"Look at the birds of the air, for they neither sow nor reap nor gather into barns; yet your Heavenly Father feeds them. Are you not of more value than they?"
As we’ve seen this morning, the power that’s behind these acts of nature is not an impersonal force. It reminds me of a boy who got the words of the Lord’s Prayer confused. He prayed,
“Our Father who art in heaven, how’d ya know my name?”
Psalm 147 says that, out of the billions of people in our world, God knows us by name! Our names are written on the palms of Jesus’ hands through the nail-marks of the cross! Psalm 147 teaches us that the power who made the stars, the power who controls the snow and the frost, the wind and the waves, is the one who builds us up in Christ. He gathers us together into His church. He heals the brokenhearted and He binds up their wounds. I close with Isaiah’s words, words from our Old Testament text this morning, He says.
28 Do you not know? Have you not heard? The LORD is the everlasting God, the Creator of the ends of the earth. 30 Even youths grow tired and weary, and young men stumble and fall; 31 but those who hope in the LORD will renew their strength. They will soar on wings like eagles; they will run and not grow weary, they will walk and not be faint. (T.N.I.V.)
Our God – through His Son, Jesus Christ – has done for us what we could never have done for ourselves. That’s why we praise Him. Amen.
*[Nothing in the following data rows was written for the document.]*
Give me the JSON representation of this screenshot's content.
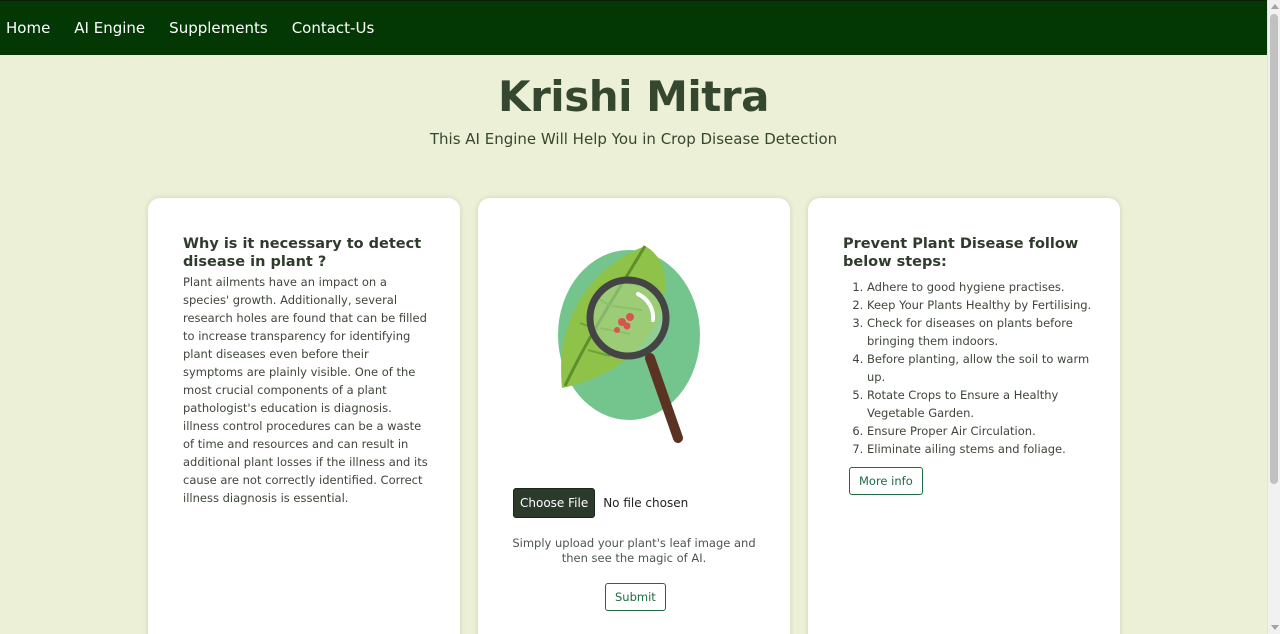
{
  "nav": {
    "items": [
      {
        "label": "Home"
      },
      {
        "label": "AI Engine"
      },
      {
        "label": "Supplements"
      },
      {
        "label": "Contact-Us"
      }
    ]
  },
  "hero": {
    "title": "Krishi Mitra",
    "subtitle": "This AI Engine Will Help You in Crop Disease Detection"
  },
  "why_card": {
    "heading": "Why is it necessary to detect disease in plant ?",
    "body": "Plant ailments have an impact on a species' growth. Additionally, several research holes are found that can be filled to increase transparency for identifying plant diseases even before their symptoms are plainly visible. One of the most crucial components of a plant pathologist's education is diagnosis. illness control procedures can be a waste of time and resources and can result in additional plant losses if the illness and its cause are not correctly identified. Correct illness diagnosis is essential."
  },
  "upload_card": {
    "choose_file_label": "Choose File",
    "file_status": "No file chosen",
    "hint": "Simply upload your plant's leaf image and then see the magic of AI.",
    "submit_label": "Submit"
  },
  "prevent_card": {
    "heading": "Prevent Plant Disease follow below steps:",
    "steps": [
      "Adhere to good hygiene practises.",
      "Keep Your Plants Healthy by Fertilising.",
      "Check for diseases on plants before bringing them indoors.",
      "Before planting, allow the soil to warm up.",
      "Rotate Crops to Ensure a Healthy Vegetable Garden.",
      "Ensure Proper Air Circulation.",
      "Eliminate ailing stems and foliage."
    ],
    "more_info_label": "More info"
  },
  "colors": {
    "navbar": "#033804",
    "page_background": "#ecf0d6",
    "title_text": "#36472f",
    "accent_button": "#1e6b45",
    "choose_file_button": "#2b3a2a"
  },
  "icons": [
    "leaf-icon",
    "magnifier-icon"
  ]
}
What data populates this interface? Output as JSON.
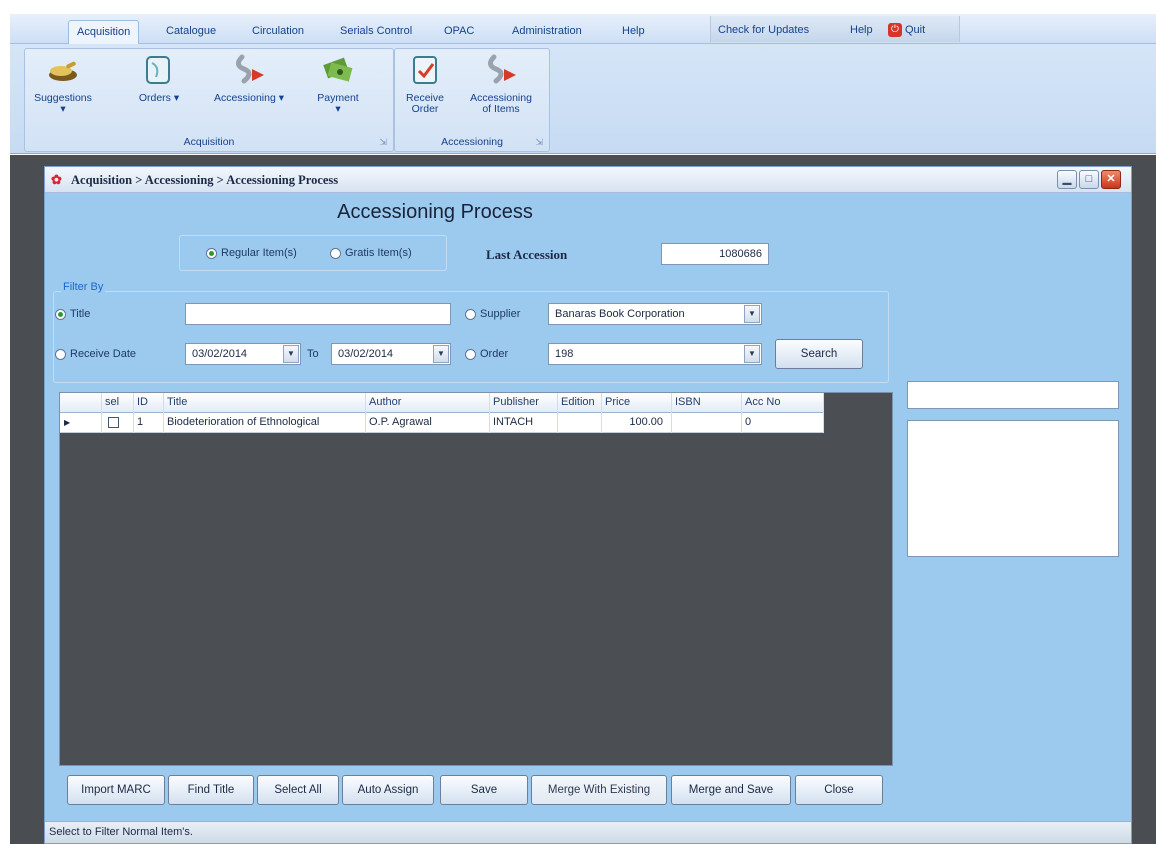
{
  "ribbon": {
    "tabs": [
      "Acquisition",
      "Catalogue",
      "Circulation",
      "Serials Control",
      "OPAC",
      "Administration",
      "Help"
    ],
    "active_tab": "Acquisition",
    "right": {
      "check_updates": "Check for Updates",
      "help": "Help",
      "quit": "Quit"
    },
    "groups": {
      "acquisition": {
        "label": "Acquisition",
        "buttons": {
          "suggestions": "Suggestions",
          "orders": "Orders",
          "accessioning": "Accessioning",
          "payment": "Payment"
        }
      },
      "accessioning": {
        "label": "Accessioning",
        "buttons": {
          "receive_order_1": "Receive",
          "receive_order_2": "Order",
          "acc_items_1": "Accessioning",
          "acc_items_2": "of Items"
        }
      }
    },
    "icons": [
      "suggestions-icon",
      "orders-icon",
      "accessioning-icon",
      "payment-icon",
      "receive-order-icon",
      "accessioning-items-icon"
    ]
  },
  "window": {
    "title": "Acquisition > Accessioning > Accessioning Process",
    "heading": "Accessioning Process",
    "item_type": {
      "regular": "Regular Item(s)",
      "gratis": "Gratis Item(s)",
      "selected": "regular"
    },
    "last_accession": {
      "label": "Last Accession",
      "value": "1080686"
    },
    "filter": {
      "legend": "Filter By",
      "title_label": "Title",
      "title_value": "",
      "receive_date_label": "Receive Date",
      "date_from": "03/02/2014",
      "to_label": "To",
      "date_to": "03/02/2014",
      "supplier_label": "Supplier",
      "supplier_value": "Banaras Book Corporation",
      "order_label": "Order",
      "order_value": "198",
      "search": "Search",
      "selected": "title"
    },
    "grid": {
      "columns": [
        "sel",
        "ID",
        "Title",
        "Author",
        "Publisher",
        "Edition",
        "Price",
        "ISBN",
        "Acc No"
      ],
      "rows": [
        {
          "sel": false,
          "id": "1",
          "title": "Biodeterioration of Ethnological",
          "author": "O.P. Agrawal",
          "publisher": "INTACH",
          "edition": "",
          "price": "100.00",
          "isbn": "",
          "acc_no": "0"
        }
      ]
    },
    "buttons": {
      "import_marc": "Import MARC",
      "find_title": "Find Title",
      "select_all": "Select All",
      "auto_assign": "Auto Assign",
      "save": "Save",
      "merge_existing": "Merge With Existing",
      "merge_save": "Merge and Save",
      "close": "Close"
    },
    "status": "Select to Filter Normal Item's."
  }
}
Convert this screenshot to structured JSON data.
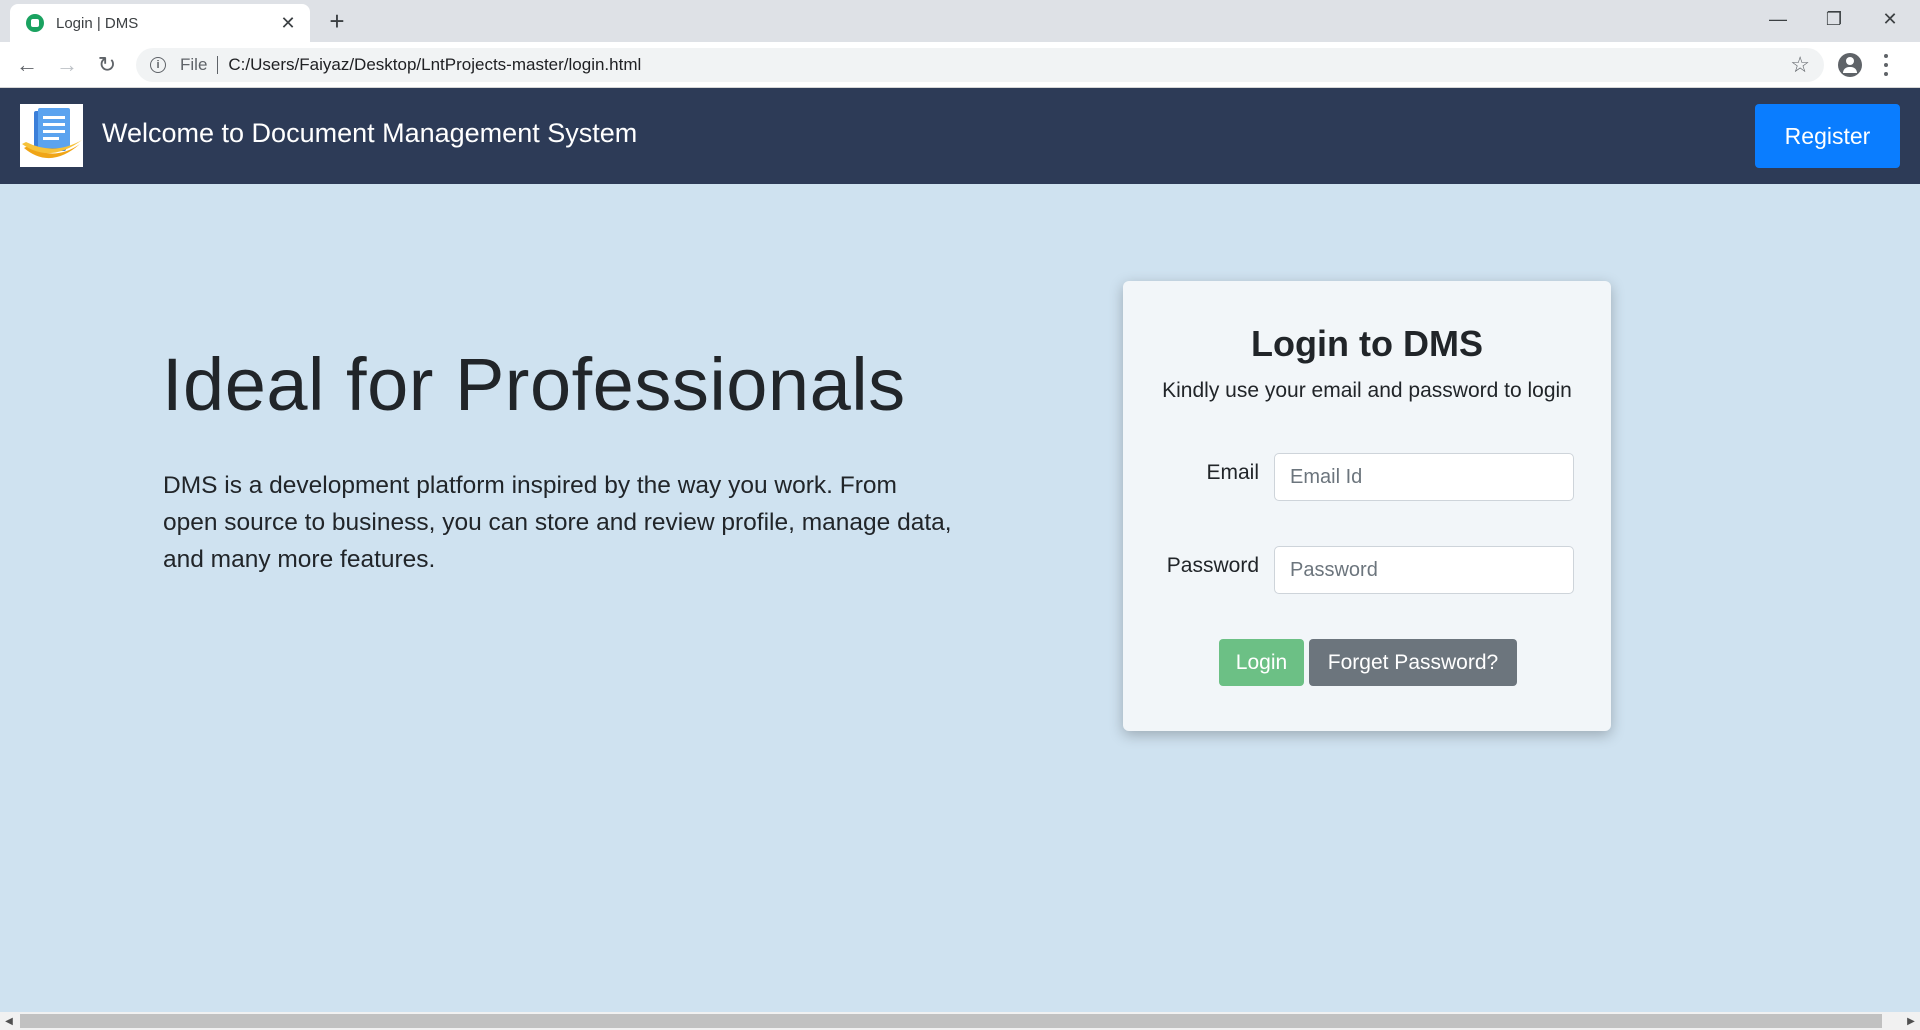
{
  "browser": {
    "tab_title": "Login | DMS",
    "tab_close": "✕",
    "new_tab": "+",
    "win_minimize": "—",
    "win_restore": "❐",
    "win_close": "✕",
    "back": "←",
    "forward": "→",
    "reload": "↻",
    "scheme_label": "File",
    "url": "C:/Users/Faiyaz/Desktop/LntProjects-master/login.html",
    "star": "☆"
  },
  "navbar": {
    "brand": "Welcome to Document Management System",
    "register_label": "Register"
  },
  "hero": {
    "title": "Ideal for Professionals",
    "description": "DMS is a development platform inspired by the way you work. From open source to business, you can store and review profile, manage data, and many more features."
  },
  "login_card": {
    "title": "Login to DMS",
    "subtitle": "Kindly use your email and password to login",
    "email_label": "Email",
    "email_placeholder": "Email Id",
    "password_label": "Password",
    "password_placeholder": "Password",
    "login_label": "Login",
    "forget_label": "Forget Password?"
  },
  "colors": {
    "navbar_bg": "#2d3b57",
    "page_bg": "#cfe2f0",
    "register_btn": "#0a7dff",
    "login_btn": "#6cc085",
    "forget_btn": "#6c757d"
  }
}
Let’s pray: DEAR HEAVENLY FATHER – Remind us often of your incredible power – power evident in the cosmos, in our world, and in our lives. Bless us, heal us, and forgive us, through Your Son, Jesus Christ our Lord. Strengthen us so that we may face whatever comes our way. When this life comes to an end, gather us into your everlasting Kingdom. In Jesus’ name we pray. Amen.